(Task prompt) Search the material for "this" and copy each line in which it is found.

(Listed entries)
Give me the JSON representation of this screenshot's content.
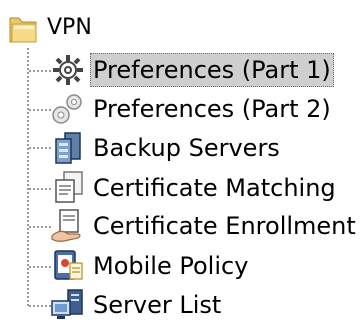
{
  "tree": {
    "root": {
      "label": "VPN",
      "icon": "folder-icon"
    },
    "items": [
      {
        "label": "Preferences (Part 1)",
        "icon": "gear-icon",
        "selected": true
      },
      {
        "label": "Preferences (Part 2)",
        "icon": "gears-icon",
        "selected": false
      },
      {
        "label": "Backup Servers",
        "icon": "backup-servers-icon",
        "selected": false
      },
      {
        "label": "Certificate Matching",
        "icon": "certificate-matching-icon",
        "selected": false
      },
      {
        "label": "Certificate Enrollment",
        "icon": "certificate-enrollment-icon",
        "selected": false
      },
      {
        "label": "Mobile Policy",
        "icon": "mobile-policy-icon",
        "selected": false
      },
      {
        "label": "Server List",
        "icon": "server-list-icon",
        "selected": false
      }
    ]
  }
}
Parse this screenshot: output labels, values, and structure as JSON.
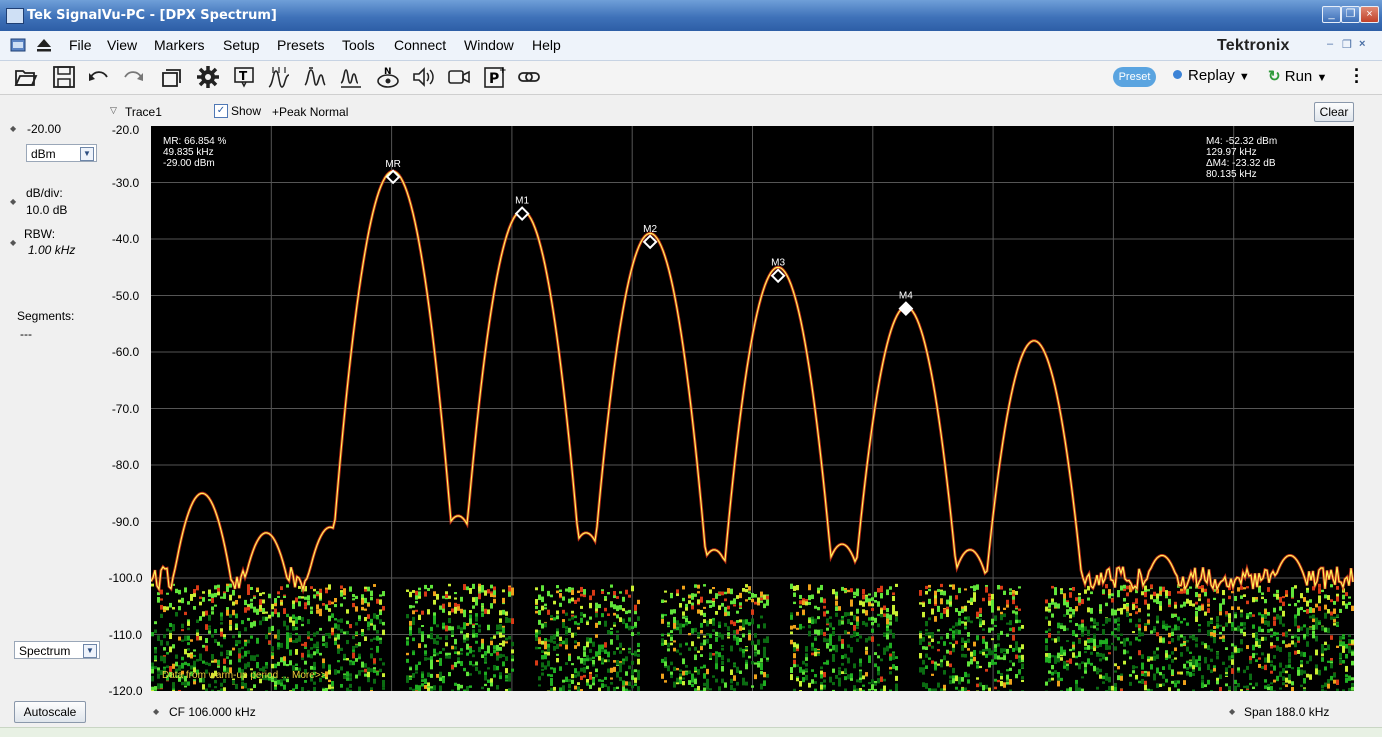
{
  "window": {
    "title": "Tek SignalVu-PC - [DPX Spectrum]"
  },
  "menu": {
    "items": [
      "File",
      "View",
      "Markers",
      "Setup",
      "Presets",
      "Tools",
      "Connect",
      "Window",
      "Help"
    ],
    "brand": "Tektronix"
  },
  "toolbar": {
    "icons": [
      "open-icon",
      "save-icon",
      "undo-icon",
      "redo-icon",
      "windows-icon",
      "settings-gear-icon",
      "trace-icon",
      "markers-icon",
      "peak-icon",
      "spectrum-icon",
      "recorder-icon",
      "audio-icon",
      "video-icon",
      "preset-p-icon",
      "link-icon"
    ],
    "preset_label": "Preset",
    "replay_label": "Replay",
    "run_label": "Run"
  },
  "left_panel": {
    "ref_level": "-20.00",
    "units": "dBm",
    "scale_label": "dB/div:",
    "scale_value": "10.0 dB",
    "rbw_label": "RBW:",
    "rbw_value": "1.00 kHz",
    "segments_label": "Segments:",
    "segments_value": "---",
    "mode": "Spectrum",
    "autoscale_label": "Autoscale"
  },
  "trace_bar": {
    "trace_label": "Trace1",
    "show_label": "Show",
    "detector_label": "+Peak Normal",
    "clear_label": "Clear"
  },
  "y_axis_ticks": [
    "-20.0",
    "-30.0",
    "-40.0",
    "-50.0",
    "-60.0",
    "-70.0",
    "-80.0",
    "-90.0",
    "-100.0",
    "-110.0",
    "-120.0"
  ],
  "readout_left": "MR: 66.854 %\n49.835 kHz\n-29.00 dBm",
  "readout_right": "M4: -52.32 dBm\n129.97 kHz\nΔM4: -23.32 dB\n80.135 kHz",
  "warmup_text": "Data from warm-up period ... More>>",
  "status": {
    "cf": "CF  106.000 kHz",
    "span": "Span  188.0 kHz"
  },
  "chart_data": {
    "type": "line",
    "xlabel": "",
    "ylabel": "",
    "center_frequency_khz": 106.0,
    "span_khz": 188.0,
    "ylim": [
      -120,
      -20
    ],
    "grid": true,
    "peaks": [
      {
        "freq_khz": 20.0,
        "level_dbm": -85
      },
      {
        "freq_khz": 30.0,
        "level_dbm": -92
      },
      {
        "freq_khz": 40.0,
        "level_dbm": -91
      },
      {
        "freq_khz": 49.8,
        "level_dbm": -28
      },
      {
        "freq_khz": 60.0,
        "level_dbm": -89
      },
      {
        "freq_khz": 70.0,
        "level_dbm": -35
      },
      {
        "freq_khz": 80.0,
        "level_dbm": -92
      },
      {
        "freq_khz": 90.0,
        "level_dbm": -39
      },
      {
        "freq_khz": 100.0,
        "level_dbm": -95
      },
      {
        "freq_khz": 110.0,
        "level_dbm": -45
      },
      {
        "freq_khz": 120.0,
        "level_dbm": -94
      },
      {
        "freq_khz": 130.0,
        "level_dbm": -52
      },
      {
        "freq_khz": 140.0,
        "level_dbm": -95
      },
      {
        "freq_khz": 150.0,
        "level_dbm": -58
      },
      {
        "freq_khz": 170.0,
        "level_dbm": -96
      },
      {
        "freq_khz": 190.0,
        "level_dbm": -96
      }
    ],
    "noise_floor_dbm": -100,
    "markers": [
      {
        "label": "MR",
        "freq_khz": 49.835,
        "level_dbm": -29.0
      },
      {
        "label": "M1",
        "freq_khz": 70.0,
        "level_dbm": -35.5
      },
      {
        "label": "M2",
        "freq_khz": 90.0,
        "level_dbm": -40.5
      },
      {
        "label": "M3",
        "freq_khz": 110.0,
        "level_dbm": -46.5
      },
      {
        "label": "M4",
        "freq_khz": 129.97,
        "level_dbm": -52.32
      }
    ]
  }
}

(Response area)
Give me the JSON representation of this screenshot's content.
Parse this screenshot: output labels, values, and structure as JSON.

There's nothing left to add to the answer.